Prevention is better than cure. The adage rings true for so many problems and issues, and breast cancer is one of them. Detecting breast cancer early can save your life so beginning with checks early on in life is a must. There are a number of ways you can check for breast cancer, ranging from checking yourself to a variety of tests done by a specialist, however before even thinking of starting a check or taking any tests, consult your doctor or medical health practitioner to get all the advice you require on the disease and necessary steps to take.
What causes breast cancer?
Breast cancer, as with all other forms of cancer, is a disease whereby a person’s body produces abnormal cells that then multiply uncontrollably. These cells can remain in one area of the body or travel to various parts of the body where they are not found – this type of cancer is called metastatic cancer.
Breast cancer begins to develop in the breast tissue, primarily in the glands or milk ducts, and even if travels to other parts of the body, it is still known as breast cancer (advanced breast cancer) due to its origin. Cancer usually begins with the formation of a small, confined lump or tumor, or tiny calcium deposits, which then spread throughout the breast to the lymph nodes or other organs through the bloodstream. There are various types of breast cancer, each of which develops and spreads at different speeds – some may take a few weeks while others take years to develop.
Major causes of breast cancer
While precise causes of breast cancer are not yet known, there are some main risk factors that increase chances of getting the disease:
- Family history – if previous family member have suffered from breast cancer
- Advancing age
- Previous breast cancer, endometrial, ovarian or colon cancer
- High doses of radiation
- A persistent lump in your breast after the menstrual cycle
- Pain or tenderness in the breast
- Swelling in the armpit
- Changes in the shape of the breast – flattening or indentation

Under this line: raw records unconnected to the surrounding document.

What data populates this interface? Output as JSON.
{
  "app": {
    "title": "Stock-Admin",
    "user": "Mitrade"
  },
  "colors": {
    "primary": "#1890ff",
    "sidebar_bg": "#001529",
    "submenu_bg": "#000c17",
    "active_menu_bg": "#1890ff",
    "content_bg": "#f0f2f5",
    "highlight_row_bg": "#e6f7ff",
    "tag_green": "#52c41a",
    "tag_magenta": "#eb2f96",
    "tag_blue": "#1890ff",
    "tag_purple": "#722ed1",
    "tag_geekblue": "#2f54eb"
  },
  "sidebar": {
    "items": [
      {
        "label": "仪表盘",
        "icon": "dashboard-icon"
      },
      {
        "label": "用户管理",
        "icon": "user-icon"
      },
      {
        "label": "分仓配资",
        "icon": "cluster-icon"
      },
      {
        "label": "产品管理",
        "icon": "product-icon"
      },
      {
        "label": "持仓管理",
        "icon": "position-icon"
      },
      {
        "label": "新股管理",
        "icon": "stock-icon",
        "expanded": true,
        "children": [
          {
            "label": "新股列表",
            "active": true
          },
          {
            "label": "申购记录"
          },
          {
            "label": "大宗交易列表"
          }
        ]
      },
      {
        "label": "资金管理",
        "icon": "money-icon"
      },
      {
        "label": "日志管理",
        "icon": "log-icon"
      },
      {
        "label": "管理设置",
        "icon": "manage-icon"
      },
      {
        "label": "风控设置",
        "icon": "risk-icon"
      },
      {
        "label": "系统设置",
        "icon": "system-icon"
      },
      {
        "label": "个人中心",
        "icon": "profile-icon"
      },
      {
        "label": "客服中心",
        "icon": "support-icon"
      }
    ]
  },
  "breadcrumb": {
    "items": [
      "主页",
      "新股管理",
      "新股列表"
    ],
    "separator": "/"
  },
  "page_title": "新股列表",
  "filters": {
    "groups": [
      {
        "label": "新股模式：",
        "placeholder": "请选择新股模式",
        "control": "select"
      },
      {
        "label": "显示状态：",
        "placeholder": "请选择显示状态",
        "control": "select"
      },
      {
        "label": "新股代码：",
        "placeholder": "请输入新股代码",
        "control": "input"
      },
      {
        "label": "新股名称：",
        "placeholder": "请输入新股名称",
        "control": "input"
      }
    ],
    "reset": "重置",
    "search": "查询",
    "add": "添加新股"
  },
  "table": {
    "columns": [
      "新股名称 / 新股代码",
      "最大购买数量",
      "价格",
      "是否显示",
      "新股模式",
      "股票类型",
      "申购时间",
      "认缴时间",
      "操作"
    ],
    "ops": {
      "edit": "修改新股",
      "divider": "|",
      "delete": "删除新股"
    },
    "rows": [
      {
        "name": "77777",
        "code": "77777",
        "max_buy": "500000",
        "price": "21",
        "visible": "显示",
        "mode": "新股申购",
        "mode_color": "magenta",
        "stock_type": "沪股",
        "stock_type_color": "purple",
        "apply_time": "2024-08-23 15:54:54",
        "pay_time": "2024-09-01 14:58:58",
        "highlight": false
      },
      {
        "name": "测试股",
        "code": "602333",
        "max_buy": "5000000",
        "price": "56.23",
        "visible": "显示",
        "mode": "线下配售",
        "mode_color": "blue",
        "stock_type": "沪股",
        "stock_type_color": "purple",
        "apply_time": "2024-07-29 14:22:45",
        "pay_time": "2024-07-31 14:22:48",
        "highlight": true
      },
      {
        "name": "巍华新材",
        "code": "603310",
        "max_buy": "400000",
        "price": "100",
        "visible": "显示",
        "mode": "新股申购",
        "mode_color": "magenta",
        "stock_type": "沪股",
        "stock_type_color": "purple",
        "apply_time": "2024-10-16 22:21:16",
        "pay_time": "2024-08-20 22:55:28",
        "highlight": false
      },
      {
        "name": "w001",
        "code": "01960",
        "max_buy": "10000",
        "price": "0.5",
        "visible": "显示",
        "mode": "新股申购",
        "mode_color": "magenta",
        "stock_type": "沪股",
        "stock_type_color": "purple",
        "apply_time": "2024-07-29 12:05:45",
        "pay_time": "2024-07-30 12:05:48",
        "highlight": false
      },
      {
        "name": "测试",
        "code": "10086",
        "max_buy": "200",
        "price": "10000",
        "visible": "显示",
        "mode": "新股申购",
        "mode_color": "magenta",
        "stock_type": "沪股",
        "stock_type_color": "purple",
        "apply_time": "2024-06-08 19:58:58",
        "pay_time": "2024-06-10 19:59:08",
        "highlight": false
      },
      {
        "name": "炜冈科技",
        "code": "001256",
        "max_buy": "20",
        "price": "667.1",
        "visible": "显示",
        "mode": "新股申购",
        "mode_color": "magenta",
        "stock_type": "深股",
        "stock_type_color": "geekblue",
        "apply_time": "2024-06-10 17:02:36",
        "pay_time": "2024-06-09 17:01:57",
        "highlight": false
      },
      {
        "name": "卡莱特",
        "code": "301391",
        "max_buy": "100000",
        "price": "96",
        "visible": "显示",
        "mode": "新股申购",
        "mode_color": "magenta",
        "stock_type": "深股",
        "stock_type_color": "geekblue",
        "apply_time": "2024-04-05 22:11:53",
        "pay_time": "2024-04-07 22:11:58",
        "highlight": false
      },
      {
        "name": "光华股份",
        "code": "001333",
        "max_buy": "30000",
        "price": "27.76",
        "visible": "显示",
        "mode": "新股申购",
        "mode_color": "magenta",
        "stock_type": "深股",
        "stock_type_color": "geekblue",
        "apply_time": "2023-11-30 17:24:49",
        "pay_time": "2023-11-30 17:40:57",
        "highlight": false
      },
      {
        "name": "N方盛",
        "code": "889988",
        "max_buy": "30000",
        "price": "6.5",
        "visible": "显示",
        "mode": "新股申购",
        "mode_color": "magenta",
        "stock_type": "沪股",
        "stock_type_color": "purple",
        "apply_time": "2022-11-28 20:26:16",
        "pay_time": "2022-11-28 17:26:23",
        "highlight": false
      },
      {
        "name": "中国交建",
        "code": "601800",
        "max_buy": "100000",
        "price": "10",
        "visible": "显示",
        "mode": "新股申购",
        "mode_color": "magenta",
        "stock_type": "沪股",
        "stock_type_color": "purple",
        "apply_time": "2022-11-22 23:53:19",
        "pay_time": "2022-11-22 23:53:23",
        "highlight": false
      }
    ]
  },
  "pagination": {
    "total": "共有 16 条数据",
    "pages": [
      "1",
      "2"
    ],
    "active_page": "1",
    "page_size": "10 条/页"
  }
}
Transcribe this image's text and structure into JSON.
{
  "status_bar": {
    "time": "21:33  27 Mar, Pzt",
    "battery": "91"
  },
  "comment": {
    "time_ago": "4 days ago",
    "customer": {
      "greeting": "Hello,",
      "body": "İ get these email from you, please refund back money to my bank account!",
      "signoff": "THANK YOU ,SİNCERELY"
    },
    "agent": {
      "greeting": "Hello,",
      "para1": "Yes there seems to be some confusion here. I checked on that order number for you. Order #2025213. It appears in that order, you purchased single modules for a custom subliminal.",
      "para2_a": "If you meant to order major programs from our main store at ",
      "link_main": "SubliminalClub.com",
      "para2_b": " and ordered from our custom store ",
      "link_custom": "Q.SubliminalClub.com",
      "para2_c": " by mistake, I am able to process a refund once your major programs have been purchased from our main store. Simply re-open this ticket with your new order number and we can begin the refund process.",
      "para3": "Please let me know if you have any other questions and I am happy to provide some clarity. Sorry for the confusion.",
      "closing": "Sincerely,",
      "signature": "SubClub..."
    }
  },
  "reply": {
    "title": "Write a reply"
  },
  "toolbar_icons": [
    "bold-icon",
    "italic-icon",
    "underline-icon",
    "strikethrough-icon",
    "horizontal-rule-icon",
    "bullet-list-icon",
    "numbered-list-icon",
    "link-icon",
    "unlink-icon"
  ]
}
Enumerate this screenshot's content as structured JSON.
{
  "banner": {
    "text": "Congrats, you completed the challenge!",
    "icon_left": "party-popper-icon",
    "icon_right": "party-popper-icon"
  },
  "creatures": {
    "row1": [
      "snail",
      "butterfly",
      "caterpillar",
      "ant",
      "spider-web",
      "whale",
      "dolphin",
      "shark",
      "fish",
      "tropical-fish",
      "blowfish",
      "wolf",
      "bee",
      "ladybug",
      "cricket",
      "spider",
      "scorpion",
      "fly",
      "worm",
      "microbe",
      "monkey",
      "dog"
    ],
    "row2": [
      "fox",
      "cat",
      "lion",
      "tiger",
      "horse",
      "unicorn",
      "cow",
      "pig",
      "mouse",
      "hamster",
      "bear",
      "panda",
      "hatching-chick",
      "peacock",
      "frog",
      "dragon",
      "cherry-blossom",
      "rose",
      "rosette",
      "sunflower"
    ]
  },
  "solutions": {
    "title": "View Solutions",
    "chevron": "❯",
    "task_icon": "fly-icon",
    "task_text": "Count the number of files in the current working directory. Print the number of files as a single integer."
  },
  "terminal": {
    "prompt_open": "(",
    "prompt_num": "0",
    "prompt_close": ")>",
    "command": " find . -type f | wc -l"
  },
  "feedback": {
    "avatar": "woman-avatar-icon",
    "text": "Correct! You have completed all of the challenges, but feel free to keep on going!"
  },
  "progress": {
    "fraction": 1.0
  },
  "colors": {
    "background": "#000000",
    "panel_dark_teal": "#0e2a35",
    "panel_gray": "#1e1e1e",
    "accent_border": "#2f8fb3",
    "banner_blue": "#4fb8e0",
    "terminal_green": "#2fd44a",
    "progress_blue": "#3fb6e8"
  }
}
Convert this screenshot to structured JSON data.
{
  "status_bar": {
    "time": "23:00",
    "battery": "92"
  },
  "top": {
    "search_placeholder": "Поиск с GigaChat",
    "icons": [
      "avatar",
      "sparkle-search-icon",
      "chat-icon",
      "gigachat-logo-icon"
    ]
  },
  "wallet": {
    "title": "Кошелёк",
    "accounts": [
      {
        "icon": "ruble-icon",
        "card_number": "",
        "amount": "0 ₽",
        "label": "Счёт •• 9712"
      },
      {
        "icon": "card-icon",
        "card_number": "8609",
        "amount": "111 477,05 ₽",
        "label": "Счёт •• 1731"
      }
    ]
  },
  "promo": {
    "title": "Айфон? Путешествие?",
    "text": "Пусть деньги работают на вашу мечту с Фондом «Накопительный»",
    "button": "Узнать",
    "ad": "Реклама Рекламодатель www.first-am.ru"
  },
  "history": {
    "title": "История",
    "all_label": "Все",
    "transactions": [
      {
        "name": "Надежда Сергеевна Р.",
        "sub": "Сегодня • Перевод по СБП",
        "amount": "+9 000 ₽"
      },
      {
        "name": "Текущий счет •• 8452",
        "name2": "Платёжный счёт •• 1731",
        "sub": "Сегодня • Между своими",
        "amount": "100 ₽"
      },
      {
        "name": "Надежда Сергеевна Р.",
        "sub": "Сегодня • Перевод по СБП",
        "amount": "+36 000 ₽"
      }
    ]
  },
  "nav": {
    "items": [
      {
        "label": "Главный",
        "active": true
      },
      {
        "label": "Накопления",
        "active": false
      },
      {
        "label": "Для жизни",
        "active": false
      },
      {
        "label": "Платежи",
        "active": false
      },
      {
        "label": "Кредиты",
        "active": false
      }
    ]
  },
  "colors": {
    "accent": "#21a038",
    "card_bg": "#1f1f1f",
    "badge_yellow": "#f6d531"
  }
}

- Changes in the size, contour, texture, or temperature of the breast
- Changes to the nipple – dimpling, itching, burning, or retraction
- Unusual discharge from the nipple
How to diagnose breast cancer in early stage?
Fortunately, if caught early enough, breast cancer is very treatable and localized tumors can be treated successfully before the spread of the disease, however once cancer has spread, it’s hard to treat, but still manageable. The most efficient way to detect breast cancer is by a clinical breast exam or a mammogram; however the easiest way to detect breast cancer early is to start checking yourself with a self-exam.
1. Breast Self-Exam- This type of exam involves looking and feeling at your breast and noting any changes. Stand naked from the waist up in front of the mirror and examine your breasts thoroughly, taking note of the shape, size, position, looking for anything unusual or different. Turn from side to side and re-examine, and then lean forward and look for any changes in the contour or shape. Check your breasts by clasping your hand behind your head. Finally, check your nipples for any unusual discharge or changes in color, size, form or texture.
Now you need to check for any changes by feeling your breasts, and this is easier if you are wet, so best done in the shower, or with body cream. Check each one separately, while the other arm is raised above your head and move slowly in a clockwise direction, being sure to prod all areas of the breast for any abnormal lumps or bumps gently. Repeat with the other breast and don’t forget also to check your lymph glands in each of your armpits. Should you find anything unusual, consult your doctor immediately – it might not be breast cancer. However, it is best to get it checked as early detection can save your life if it is cancer.
2. Clinical Breast Exam- A clinical breast is conducted by a medical health professional, such your doctor or a nurse, and should be part of every woman’s annual check-up from the age of 20 years. The doctor or nurse will go through the same process as you would with a breast self-exam, checking for any abnormalities, etc. You will need to provide the doctor with a full medical history if he/she does or already have it.
3. Mammogram- If required, your doctor will prescribe a mammogram to get a better look at anything that might be abnormal. A mammogram or mammography makes use of an X-ray machine to obtain in-depth images to detect abnormal growths or changes in the breast tissue. During a screening mammogram, the breast will be X-rayed from top to bottom and side to side while a diagnostic mammogram will focus on a particular lump or area of abnormal tissue.